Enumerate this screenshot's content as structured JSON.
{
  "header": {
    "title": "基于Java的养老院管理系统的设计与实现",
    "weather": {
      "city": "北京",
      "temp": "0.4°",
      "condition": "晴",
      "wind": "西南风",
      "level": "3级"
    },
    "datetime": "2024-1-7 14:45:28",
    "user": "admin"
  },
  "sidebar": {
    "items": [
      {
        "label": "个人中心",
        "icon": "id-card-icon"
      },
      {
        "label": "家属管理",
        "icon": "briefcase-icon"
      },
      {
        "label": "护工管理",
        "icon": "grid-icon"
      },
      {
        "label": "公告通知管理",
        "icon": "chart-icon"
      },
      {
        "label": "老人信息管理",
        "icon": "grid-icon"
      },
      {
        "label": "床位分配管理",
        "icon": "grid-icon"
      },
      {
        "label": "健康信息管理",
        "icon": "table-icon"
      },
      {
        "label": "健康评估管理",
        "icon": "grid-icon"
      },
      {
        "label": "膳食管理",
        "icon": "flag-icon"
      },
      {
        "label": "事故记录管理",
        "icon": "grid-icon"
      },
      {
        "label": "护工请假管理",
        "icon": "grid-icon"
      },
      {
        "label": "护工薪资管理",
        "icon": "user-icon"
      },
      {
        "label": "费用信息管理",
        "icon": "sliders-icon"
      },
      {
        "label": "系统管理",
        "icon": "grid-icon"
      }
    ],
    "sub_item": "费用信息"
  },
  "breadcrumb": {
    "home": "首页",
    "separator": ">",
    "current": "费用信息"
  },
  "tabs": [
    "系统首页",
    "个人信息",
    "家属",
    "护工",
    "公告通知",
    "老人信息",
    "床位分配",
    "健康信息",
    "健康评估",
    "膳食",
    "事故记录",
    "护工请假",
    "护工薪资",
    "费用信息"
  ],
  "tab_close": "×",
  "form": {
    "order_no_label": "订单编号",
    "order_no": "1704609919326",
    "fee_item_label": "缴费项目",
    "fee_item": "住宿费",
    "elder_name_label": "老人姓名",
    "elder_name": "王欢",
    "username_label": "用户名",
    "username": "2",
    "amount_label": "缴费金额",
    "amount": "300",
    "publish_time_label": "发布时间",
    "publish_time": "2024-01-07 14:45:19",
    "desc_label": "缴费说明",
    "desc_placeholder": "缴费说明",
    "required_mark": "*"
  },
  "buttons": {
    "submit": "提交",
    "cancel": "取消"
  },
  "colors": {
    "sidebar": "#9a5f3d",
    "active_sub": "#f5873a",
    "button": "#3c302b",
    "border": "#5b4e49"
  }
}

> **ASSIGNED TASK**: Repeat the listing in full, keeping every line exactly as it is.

> **RESPONSE TO THE TASK**:
Enumerate this screenshot's content as structured JSON.
{
  "header": {
    "title": "基于Java的养老院管理系统的设计与实现",
    "weather": {
      "city": "北京",
      "temp": "0.4°",
      "condition": "晴",
      "wind": "西南风",
      "level": "3级"
    },
    "datetime": "2024-1-7 14:45:28",
    "user": "admin"
  },
  "sidebar": {
    "items": [
      {
        "label": "个人中心",
        "icon": "id-card-icon"
      },
      {
        "label": "家属管理",
        "icon": "briefcase-icon"
      },
      {
        "label": "护工管理",
        "icon": "grid-icon"
      },
      {
        "label": "公告通知管理",
        "icon": "chart-icon"
      },
      {
        "label": "老人信息管理",
        "icon": "grid-icon"
      },
      {
        "label": "床位分配管理",
        "icon": "grid-icon"
      },
      {
        "label": "健康信息管理",
        "icon": "table-icon"
      },
      {
        "label": "健康评估管理",
        "icon": "grid-icon"
      },
      {
        "label": "膳食管理",
        "icon": "flag-icon"
      },
      {
        "label": "事故记录管理",
        "icon": "grid-icon"
      },
      {
        "label": "护工请假管理",
        "icon": "grid-icon"
      },
      {
        "label": "护工薪资管理",
        "icon": "user-icon"
      },
      {
        "label": "费用信息管理",
        "icon": "sliders-icon"
      },
      {
        "label": "系统管理",
        "icon": "grid-icon"
      }
    ],
    "sub_item": "费用信息"
  },
  "breadcrumb": {
    "home": "首页",
    "separator": ">",
    "current": "费用信息"
  },
  "tabs": [
    "系统首页",
    "个人信息",
    "家属",
    "护工",
    "公告通知",
    "老人信息",
    "床位分配",
    "健康信息",
    "健康评估",
    "膳食",
    "事故记录",
    "护工请假",
    "护工薪资",
    "费用信息"
  ],
  "tab_close": "×",
  "form": {
    "order_no_label": "订单编号",
    "order_no": "1704609919326",
    "fee_item_label": "缴费项目",
    "fee_item": "住宿费",
    "elder_name_label": "老人姓名",
    "elder_name": "王欢",
    "username_label": "用户名",
    "username": "2",
    "amount_label": "缴费金额",
    "amount": "300",
    "publish_time_label": "发布时间",
    "publish_time": "2024-01-07 14:45:19",
    "desc_label": "缴费说明",
    "desc_placeholder": "缴费说明",
    "required_mark": "*"
  },
  "buttons": {
    "submit": "提交",
    "cancel": "取消"
  },
  "colors": {
    "sidebar": "#9a5f3d",
    "active_sub": "#f5873a",
    "button": "#3c302b",
    "border": "#5b4e49"
  }
}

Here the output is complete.